Tuesday, June 16, 2020

tip: running FSL commands from within R

I very much believe that analyses should use existing/established programs/packages/functions as much as possible, preferably, the original version of the program in a transparent way. But I also want to preserve a record of the analysis, and be able to rerun it if needed, while minimizing the chance of difficult-to-identify errors like of clicking the wrong setting in a GUI.

I'm increasingly convinced that a good strategy is to do file management-type things in the script,  build the needed (FSL, afni, etc.) command, then send the command directly to the target program (FLS, afni, etc.), rather than use a specialized interface package. There are at least two big advantages to building the actual commands: first, few (if any) dependencies or new syntax are introduced, second, the executed commands are immediately and transparently recoverable. Note that this advice is for analysis scripts, not full-scale pipelines or software.

For example, I needed to run FSL flirt to register around twenty images. This is the only step requiring FSL, and my script is in R. I have a few options, including the FLIRT GUI, generating a text file of the flirt commands and running it at the command line, typing the commands directly at the command line, or running fsl from within R using wrapper functions (e.g., fslr).

This code shows the solution I'm advocating: using R functions for the file-wrangling and command-building parts, and then using system2 to "send" the command to fsl for running. This strategy can be used not only with fsl, but also afni, wb_command, and other command-line programs.

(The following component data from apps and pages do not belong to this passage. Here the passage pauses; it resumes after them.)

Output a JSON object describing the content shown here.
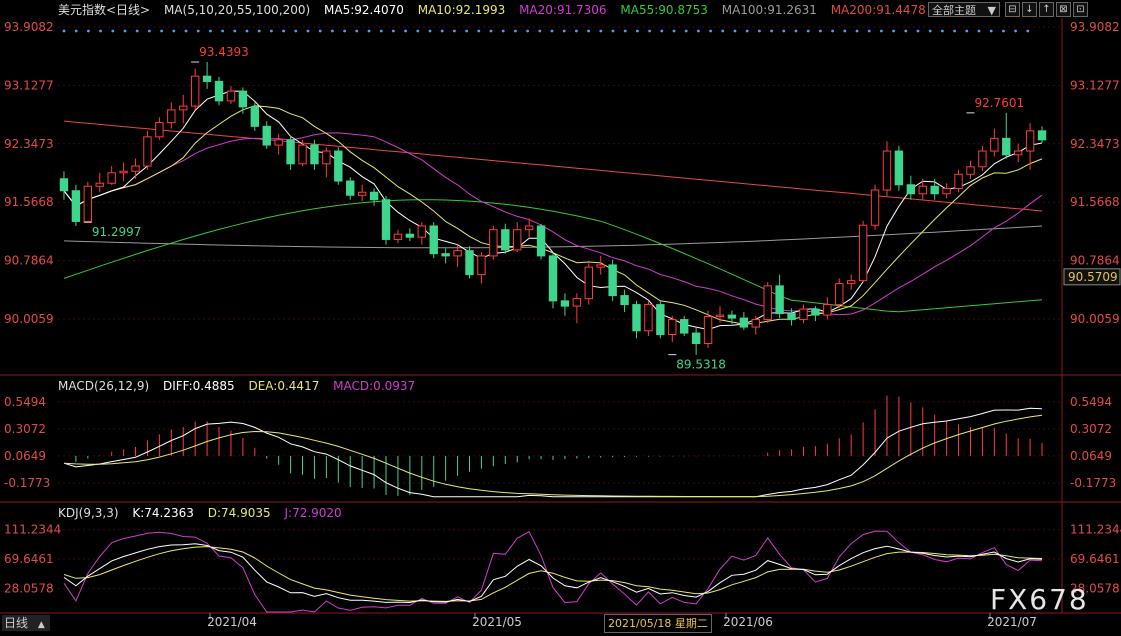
{
  "header": {
    "symbol_label": "美元指数<日线>",
    "ma_label": "MA(5,10,20,55,100,200)",
    "ma5": "MA5:92.4070",
    "ma10": "MA10:92.1993",
    "ma20": "MA20:91.7306",
    "ma55": "MA55:90.8753",
    "ma100": "MA100:91.2631",
    "ma200": "MA200:91.4478",
    "theme_label": "全部主题",
    "theme_arrow": "▼"
  },
  "toolbar": {
    "buttons": [
      "⊟",
      "↓",
      "↑",
      "⊠",
      "⊡"
    ]
  },
  "macd_header": {
    "label": "MACD(26,12,9)",
    "diff": "DIFF:0.4885",
    "dea": "DEA:0.4417",
    "macd": "MACD:0.0937"
  },
  "kdj_header": {
    "label": "KDJ(9,3,3)",
    "k": "K:74.2363",
    "d": "D:74.9035",
    "j": "J:72.9020"
  },
  "tab_label": "日线",
  "tab_arrow": "▲",
  "cursor_date": "2021/05/18 星期二",
  "watermark": "FX678",
  "colors": {
    "up": "#ff3b3b",
    "down": "#3dd68c",
    "ma5": "#ffffff",
    "ma10": "#e8e86a",
    "ma20": "#d23ad2",
    "ma55": "#36c936",
    "ma100": "#9a9a9a",
    "ma200": "#e24a4a",
    "price_axis": "#e24a4a",
    "date_axis": "#cccccc",
    "grid": "#3a0a0a"
  },
  "chart_data": [
    {
      "type": "candlestick",
      "y_ticks": [
        "93.9082",
        "93.1277",
        "92.3473",
        "91.5668",
        "90.7864",
        "90.0059"
      ],
      "ylim": [
        89.3,
        94.0
      ],
      "current_price_label": "90.5709",
      "x_ticks": [
        "2021/04",
        "2021/05",
        "2021/06",
        "2021/07"
      ],
      "annotations": [
        {
          "text": "93.4393",
          "x_index": 11,
          "value": 93.4393
        },
        {
          "text": "91.2997",
          "x_index": 2,
          "value": 91.2997
        },
        {
          "text": "89.5318",
          "x_index": 51,
          "value": 89.5318
        },
        {
          "text": "92.7601",
          "x_index": 76,
          "value": 92.7601
        }
      ],
      "candles": [
        [
          91.88,
          91.72,
          91.98,
          91.6
        ],
        [
          91.72,
          91.31,
          91.8,
          91.25
        ],
        [
          91.31,
          91.78,
          91.84,
          91.3
        ],
        [
          91.78,
          91.82,
          91.96,
          91.7
        ],
        [
          91.82,
          91.96,
          92.05,
          91.8
        ],
        [
          91.96,
          91.98,
          92.1,
          91.85
        ],
        [
          91.98,
          92.05,
          92.15,
          91.88
        ],
        [
          92.05,
          92.44,
          92.52,
          92.0
        ],
        [
          92.44,
          92.63,
          92.7,
          92.4
        ],
        [
          92.63,
          92.8,
          92.9,
          92.55
        ],
        [
          92.8,
          92.85,
          93.0,
          92.62
        ],
        [
          92.85,
          93.25,
          93.35,
          92.8
        ],
        [
          93.25,
          93.18,
          93.44,
          93.08
        ],
        [
          93.18,
          92.92,
          93.24,
          92.86
        ],
        [
          92.92,
          93.05,
          93.12,
          92.88
        ],
        [
          93.05,
          92.84,
          93.1,
          92.75
        ],
        [
          92.84,
          92.58,
          92.9,
          92.52
        ],
        [
          92.58,
          92.33,
          92.65,
          92.28
        ],
        [
          92.33,
          92.4,
          92.48,
          92.2
        ],
        [
          92.4,
          92.08,
          92.45,
          92.0
        ],
        [
          92.08,
          92.33,
          92.4,
          92.05
        ],
        [
          92.33,
          92.08,
          92.4,
          92.0
        ],
        [
          92.08,
          92.25,
          92.3,
          91.9
        ],
        [
          92.25,
          91.85,
          92.3,
          91.8
        ],
        [
          91.85,
          91.66,
          91.9,
          91.6
        ],
        [
          91.66,
          91.7,
          91.8,
          91.58
        ],
        [
          91.7,
          91.6,
          91.75,
          91.52
        ],
        [
          91.6,
          91.07,
          91.65,
          91.0
        ],
        [
          91.07,
          91.14,
          91.2,
          91.02
        ],
        [
          91.14,
          91.1,
          91.22,
          91.05
        ],
        [
          91.1,
          91.25,
          91.3,
          91.0
        ],
        [
          91.25,
          90.88,
          91.3,
          90.82
        ],
        [
          90.88,
          90.85,
          90.95,
          90.75
        ],
        [
          90.85,
          90.92,
          91.0,
          90.7
        ],
        [
          90.92,
          90.6,
          90.98,
          90.55
        ],
        [
          90.6,
          90.85,
          90.9,
          90.48
        ],
        [
          90.85,
          91.2,
          91.25,
          90.8
        ],
        [
          91.2,
          90.93,
          91.28,
          90.88
        ],
        [
          90.93,
          91.2,
          91.3,
          90.9
        ],
        [
          91.2,
          91.25,
          91.35,
          91.1
        ],
        [
          91.25,
          90.85,
          91.28,
          90.8
        ],
        [
          90.85,
          90.25,
          90.9,
          90.15
        ],
        [
          90.25,
          90.18,
          90.35,
          90.05
        ],
        [
          90.18,
          90.28,
          90.35,
          89.95
        ],
        [
          90.28,
          90.7,
          90.75,
          90.2
        ],
        [
          90.7,
          90.73,
          90.85,
          90.6
        ],
        [
          90.73,
          90.32,
          90.8,
          90.25
        ],
        [
          90.32,
          90.2,
          90.4,
          90.1
        ],
        [
          90.2,
          89.85,
          90.25,
          89.75
        ],
        [
          89.85,
          90.2,
          90.25,
          89.78
        ],
        [
          90.2,
          89.8,
          90.25,
          89.75
        ],
        [
          89.8,
          90.0,
          90.05,
          89.7
        ],
        [
          90.0,
          89.82,
          90.05,
          89.78
        ],
        [
          89.82,
          89.68,
          89.9,
          89.53
        ],
        [
          89.68,
          90.04,
          90.12,
          89.62
        ],
        [
          90.04,
          90.06,
          90.18,
          89.96
        ],
        [
          90.06,
          90.02,
          90.12,
          89.94
        ],
        [
          90.02,
          89.9,
          90.1,
          89.86
        ],
        [
          89.9,
          90.0,
          90.05,
          89.8
        ],
        [
          90.0,
          90.45,
          90.5,
          89.95
        ],
        [
          90.45,
          90.08,
          90.6,
          90.02
        ],
        [
          90.08,
          90.0,
          90.15,
          89.92
        ],
        [
          90.0,
          90.14,
          90.2,
          89.95
        ],
        [
          90.14,
          90.06,
          90.18,
          89.98
        ],
        [
          90.06,
          90.2,
          90.3,
          90.0
        ],
        [
          90.2,
          90.48,
          90.55,
          90.15
        ],
        [
          90.48,
          90.52,
          90.6,
          90.4
        ],
        [
          90.52,
          91.26,
          91.32,
          90.5
        ],
        [
          91.26,
          91.73,
          91.8,
          91.2
        ],
        [
          91.73,
          92.25,
          92.38,
          91.65
        ],
        [
          92.25,
          91.8,
          92.32,
          91.72
        ],
        [
          91.8,
          91.68,
          91.92,
          91.6
        ],
        [
          91.68,
          91.78,
          91.88,
          91.6
        ],
        [
          91.78,
          91.68,
          91.88,
          91.6
        ],
        [
          91.68,
          91.75,
          91.82,
          91.62
        ],
        [
          91.75,
          91.94,
          92.0,
          91.7
        ],
        [
          91.94,
          92.04,
          92.12,
          91.88
        ],
        [
          92.04,
          92.25,
          92.32,
          91.98
        ],
        [
          92.25,
          92.42,
          92.55,
          92.18
        ],
        [
          92.42,
          92.2,
          92.76,
          92.15
        ],
        [
          92.2,
          92.25,
          92.35,
          92.1
        ],
        [
          92.25,
          92.52,
          92.62,
          92.0
        ],
        [
          92.52,
          92.4,
          92.58,
          92.36
        ]
      ]
    },
    {
      "type": "macd",
      "y_ticks": [
        "0.5494",
        "0.3072",
        "0.0649",
        "-0.1773"
      ],
      "ylim": [
        -0.33,
        0.62
      ]
    },
    {
      "type": "kdj",
      "y_ticks": [
        "111.2344",
        "69.6461",
        "28.0578"
      ],
      "ylim": [
        -5,
        125
      ]
    }
  ]
}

 fsl.path <- "/usr/local/pkg/fsl6.0/bin/";   # path to fsl flirt
 in.path <- "/data/";  # path to the input images 
 ref.path <- "/data/";  # path to the reference images  
 out.path <- "/scratch3/registrations/";   # where to write files  
 sub.ids <- c(102008, 107321, 814649, 849971);  # subject IDs
 for (sid in 1:length(sub.ids)) {   # sid <- 1;   
  # make the file names
  fname.in <- paste0(in.path, sub.ids[sid], "/T1w/T1w_acpc_dc_restore.nii.gz");   
  fname.ref <- paste0(ref.path, sub.ids[sid], "/T1w/T1w_acpc_dc_restore.nii.gz");    
  fname.out <- paste0(out.path, sub.ids[sid], "_T1w.nii.gz");  
  fname.mat <- paste0(out.path, sub.ids[sid], "_T1w.txt");  
  # check if the input files exist (and output files do not), then run fsl if so
  if (file.exists(fname.in) & file.exists(fname.ref) & !file.exists(fname.out) & !file.exists(fname.mat)) {  
   system2(paste0(fsl.path, "flirt"), args=paste("-in", fname.in, "-ref", fname.ref, "-out", fname.out, "-omat", fname.mat, "-dof 6"),  
       stdout=TRUE, env="FSLOUTPUTTYPE=NIFTI_GZ");  

The system2 function "sends" the command to fsl and can be used to check what was done:
  • paste0(fsl.path, "flirt") shows which program was run and its location on disk.
  • args= has the options sent to the flirt program, as a string. Copying out just the paste(...) part and running it in R will print it for inspection (example below).
  • stdout=TRUE tells R to print fsl's messages as it runs (useful to spot any errors)
  • env="FSLOUTPUTTYPE=NIFTI_GZ" sets the fsl environment variable FSLOUTPUTTYPE to NIFTI_GZ. Depending on your system and fsl installation you may need to set more (or no) environment variables.
Specifically, for the first participant (sid 1), the code generates this, which could be run without R:
/usr/local/pkg/fsl6.0/bin/flirt -in /data/102008/T1w/T1w_acpc_dc_restore.nii.gz -ref /data/102008/T1w/T1w_acpc_dc_restore.nii.gz -out /scratch3/registrations/102008_T1w.nii.gz -omat /scratch3/registrations/102008_T1w.txt -dof 6